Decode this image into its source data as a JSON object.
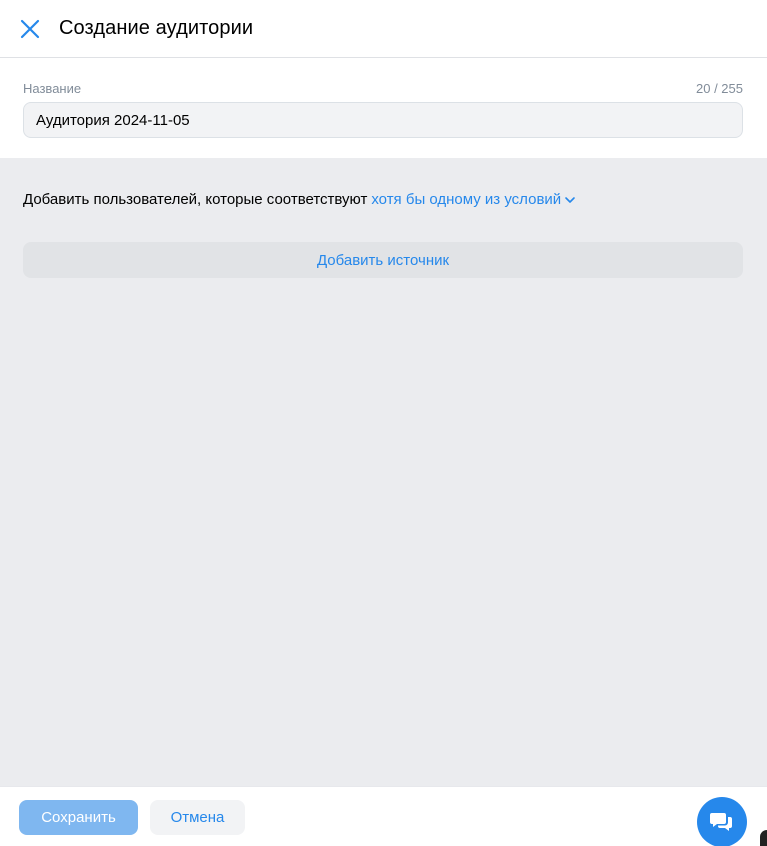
{
  "header": {
    "title": "Создание аудитории",
    "close_icon": "close-icon"
  },
  "name_field": {
    "label": "Название",
    "counter": "20 / 255",
    "value": "Аудитория 2024-11-05"
  },
  "rules": {
    "prefix": "Добавить пользователей, которые соответствуют",
    "condition_link": "хотя бы одному из условий",
    "add_source_label": "Добавить источник"
  },
  "footer": {
    "save_label": "Сохранить",
    "cancel_label": "Отмена",
    "chat_icon": "chat-bubbles-icon"
  },
  "colors": {
    "accent": "#2688eb",
    "save_disabled": "#7fb7f0",
    "section_bg": "#ebecef",
    "input_bg": "#f2f3f5",
    "secondary_text": "#818c99"
  }
}
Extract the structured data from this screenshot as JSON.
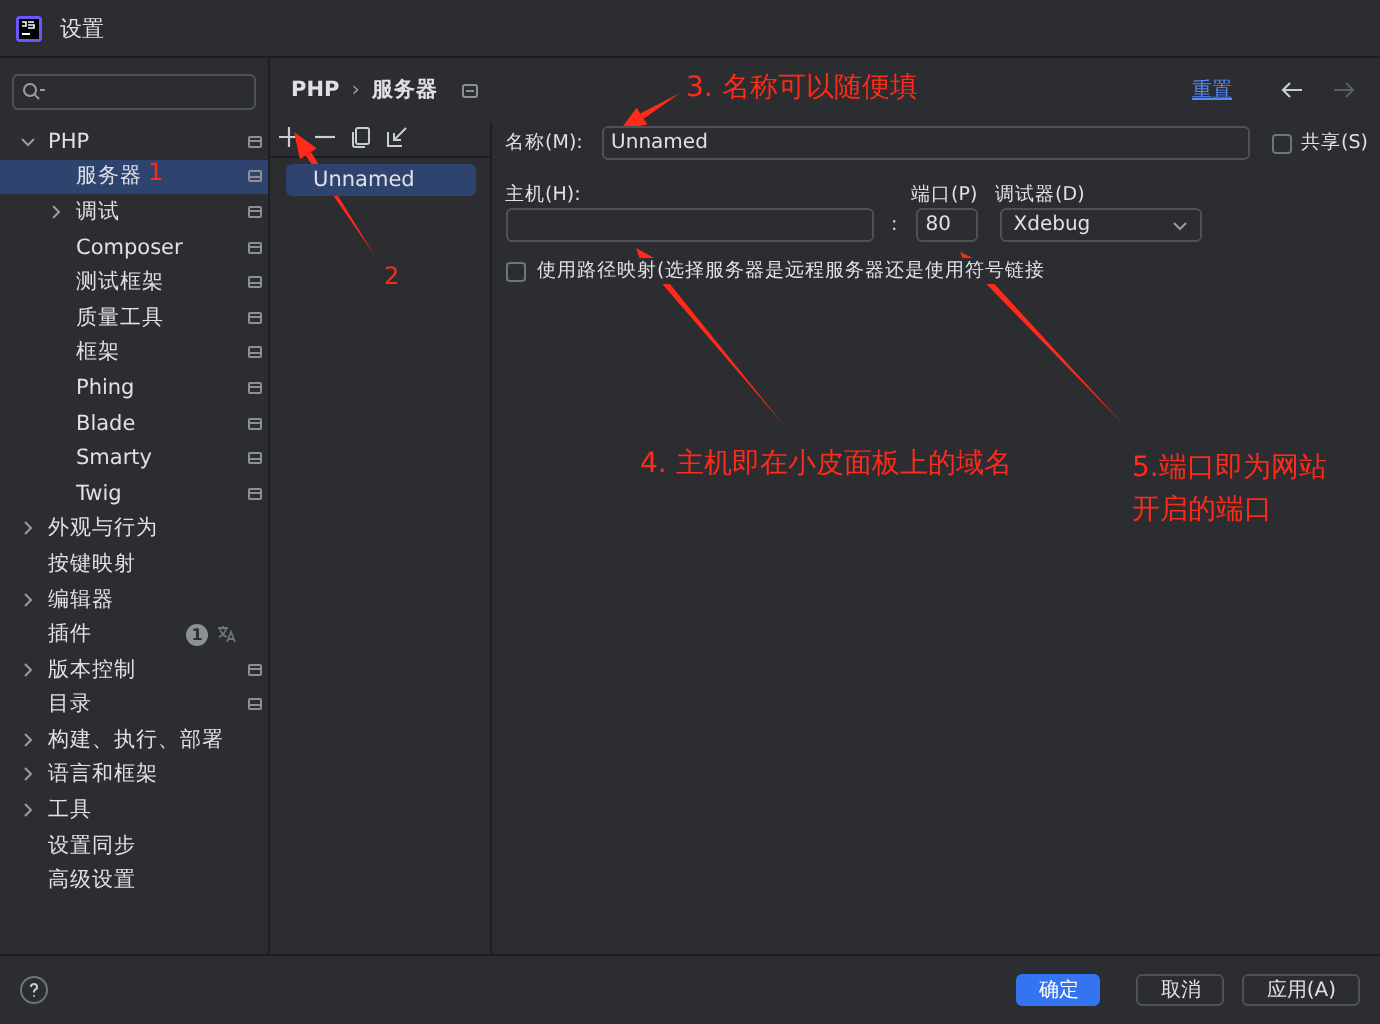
{
  "window": {
    "title": "设置"
  },
  "tree": [
    {
      "label": "PHP",
      "expanded": true,
      "selected": false,
      "project_scope": true,
      "children": [
        {
          "label": "服务器",
          "selected": true,
          "project_scope": true
        },
        {
          "label": "调试",
          "expanded": false,
          "selected": false,
          "project_scope": true
        },
        {
          "label": "Composer",
          "selected": false,
          "project_scope": true
        },
        {
          "label": "测试框架",
          "selected": false,
          "project_scope": true
        },
        {
          "label": "质量工具",
          "selected": false,
          "project_scope": true
        },
        {
          "label": "框架",
          "selected": false,
          "project_scope": true
        },
        {
          "label": "Phing",
          "selected": false,
          "project_scope": true
        },
        {
          "label": "Blade",
          "selected": false,
          "project_scope": true
        },
        {
          "label": "Smarty",
          "selected": false,
          "project_scope": true
        },
        {
          "label": "Twig",
          "selected": false,
          "project_scope": true
        }
      ]
    },
    {
      "label": "外观与行为",
      "expanded": false,
      "selected": false,
      "project_scope": false
    },
    {
      "label": "按键映射",
      "selected": false,
      "project_scope": false
    },
    {
      "label": "编辑器",
      "expanded": false,
      "selected": false,
      "project_scope": false
    },
    {
      "label": "插件",
      "selected": false,
      "project_scope": false,
      "badge": "1"
    },
    {
      "label": "版本控制",
      "expanded": false,
      "selected": false,
      "project_scope": true
    },
    {
      "label": "目录",
      "selected": false,
      "project_scope": true
    },
    {
      "label": "构建、执行、部署",
      "expanded": false,
      "selected": false,
      "project_scope": false
    },
    {
      "label": "语言和框架",
      "expanded": false,
      "selected": false,
      "project_scope": false
    },
    {
      "label": "工具",
      "expanded": false,
      "selected": false,
      "project_scope": false
    },
    {
      "label": "设置同步",
      "selected": false,
      "project_scope": false
    },
    {
      "label": "高级设置",
      "selected": false,
      "project_scope": false
    }
  ],
  "breadcrumb": {
    "parent": "PHP",
    "separator": "›",
    "current": "服务器"
  },
  "reset_link": "重置",
  "nav": {
    "back_disabled": false,
    "forward_disabled": true
  },
  "servers": [
    {
      "name": "Unnamed",
      "selected": true
    }
  ],
  "form": {
    "name_label": "名称(M):",
    "name_value": "Unnamed",
    "share_label": "共享(S)",
    "share_checked": false,
    "host_label": "主机(H):",
    "colon": ":",
    "port_label": "端口(P)",
    "port_value": "80",
    "debugger_label": "调试器(D)",
    "debugger_value": "Xdebug",
    "path_mapping_label": "使用路径映射(选择服务器是远程服务器还是使用符号链接",
    "path_mapping_checked": false
  },
  "annotations": [
    {
      "text": "1"
    },
    {
      "text": "2"
    },
    {
      "text": "3. 名称可以随便填"
    },
    {
      "text": "4. 主机即在小皮面板上的域名"
    },
    {
      "text": "5.端口即为网站开启的端口"
    }
  ],
  "buttons": [
    {
      "label": "确定",
      "kind": "primary"
    },
    {
      "label": "取消",
      "kind": "secondary"
    },
    {
      "label": "应用(A)",
      "kind": "secondary"
    }
  ]
}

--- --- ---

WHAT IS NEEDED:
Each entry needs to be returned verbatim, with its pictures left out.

SOLUTION FOR THIS PROBLEM:
Decode this image into its source data as a JSON object.
{
  "header": {
    "title": "Создание аудитории",
    "close_icon": "close-icon"
  },
  "name_field": {
    "label": "Название",
    "counter": "20 / 255",
    "value": "Аудитория 2024-11-05"
  },
  "rules": {
    "prefix": "Добавить пользователей, которые соответствуют",
    "condition_link": "хотя бы одному из условий",
    "add_source_label": "Добавить источник"
  },
  "footer": {
    "save_label": "Сохранить",
    "cancel_label": "Отмена",
    "chat_icon": "chat-bubbles-icon"
  },
  "colors": {
    "accent": "#2688eb",
    "save_disabled": "#7fb7f0",
    "section_bg": "#ebecef",
    "input_bg": "#f2f3f5",
    "secondary_text": "#818c99"
  }
}
Extract the structured data from this screenshot as JSON.
{
  "window": {
    "title": "设置"
  },
  "tree": [
    {
      "label": "PHP",
      "expanded": true,
      "selected": false,
      "project_scope": true,
      "children": [
        {
          "label": "服务器",
          "selected": true,
          "project_scope": true
        },
        {
          "label": "调试",
          "expanded": false,
          "selected": false,
          "project_scope": true
        },
        {
          "label": "Composer",
          "selected": false,
          "project_scope": true
        },
        {
          "label": "测试框架",
          "selected": false,
          "project_scope": true
        },
        {
          "label": "质量工具",
          "selected": false,
          "project_scope": true
        },
        {
          "label": "框架",
          "selected": false,
          "project_scope": true
        },
        {
          "label": "Phing",
          "selected": false,
          "project_scope": true
        },
        {
          "label": "Blade",
          "selected": false,
          "project_scope": true
        },
        {
          "label": "Smarty",
          "selected": false,
          "project_scope": true
        },
        {
          "label": "Twig",
          "selected": false,
          "project_scope": true
        }
      ]
    },
    {
      "label": "外观与行为",
      "expanded": false,
      "selected": false,
      "project_scope": false
    },
    {
      "label": "按键映射",
      "selected": false,
      "project_scope": false
    },
    {
      "label": "编辑器",
      "expanded": false,
      "selected": false,
      "project_scope": false
    },
    {
      "label": "插件",
      "selected": false,
      "project_scope": false,
      "badge": "1"
    },
    {
      "label": "版本控制",
      "expanded": false,
      "selected": false,
      "project_scope": true
    },
    {
      "label": "目录",
      "selected": false,
      "project_scope": true
    },
    {
      "label": "构建、执行、部署",
      "expanded": false,
      "selected": false,
      "project_scope": false
    },
    {
      "label": "语言和框架",
      "expanded": false,
      "selected": false,
      "project_scope": false
    },
    {
      "label": "工具",
      "expanded": false,
      "selected": false,
      "project_scope": false
    },
    {
      "label": "设置同步",
      "selected": false,
      "project_scope": false
    },
    {
      "label": "高级设置",
      "selected": false,
      "project_scope": false
    }
  ],
  "breadcrumb": {
    "parent": "PHP",
    "separator": "›",
    "current": "服务器"
  },
  "reset_link": "重置",
  "nav": {
    "back_disabled": false,
    "forward_disabled": true
  },
  "servers": [
    {
      "name": "Unnamed",
      "selected": true
    }
  ],
  "form": {
    "name_label": "名称(M):",
    "name_value": "Unnamed",
    "share_label": "共享(S)",
    "share_checked": false,
    "host_label": "主机(H):",
    "colon": ":",
    "port_label": "端口(P)",
    "port_value": "80",
    "debugger_label": "调试器(D)",
    "debugger_value": "Xdebug",
    "path_mapping_label": "使用路径映射(选择服务器是远程服务器还是使用符号链接",
    "path_mapping_checked": false
  },
  "annotations": [
    {
      "text": "1"
    },
    {
      "text": "2"
    },
    {
      "text": "3. 名称可以随便填"
    },
    {
      "text": "4. 主机即在小皮面板上的域名"
    },
    {
      "text": "5.端口即为网站开启的端口"
    }
  ],
  "buttons": [
    {
      "label": "确定",
      "kind": "primary"
    },
    {
      "label": "取消",
      "kind": "secondary"
    },
    {
      "label": "应用(A)",
      "kind": "secondary"
    }
  ]
}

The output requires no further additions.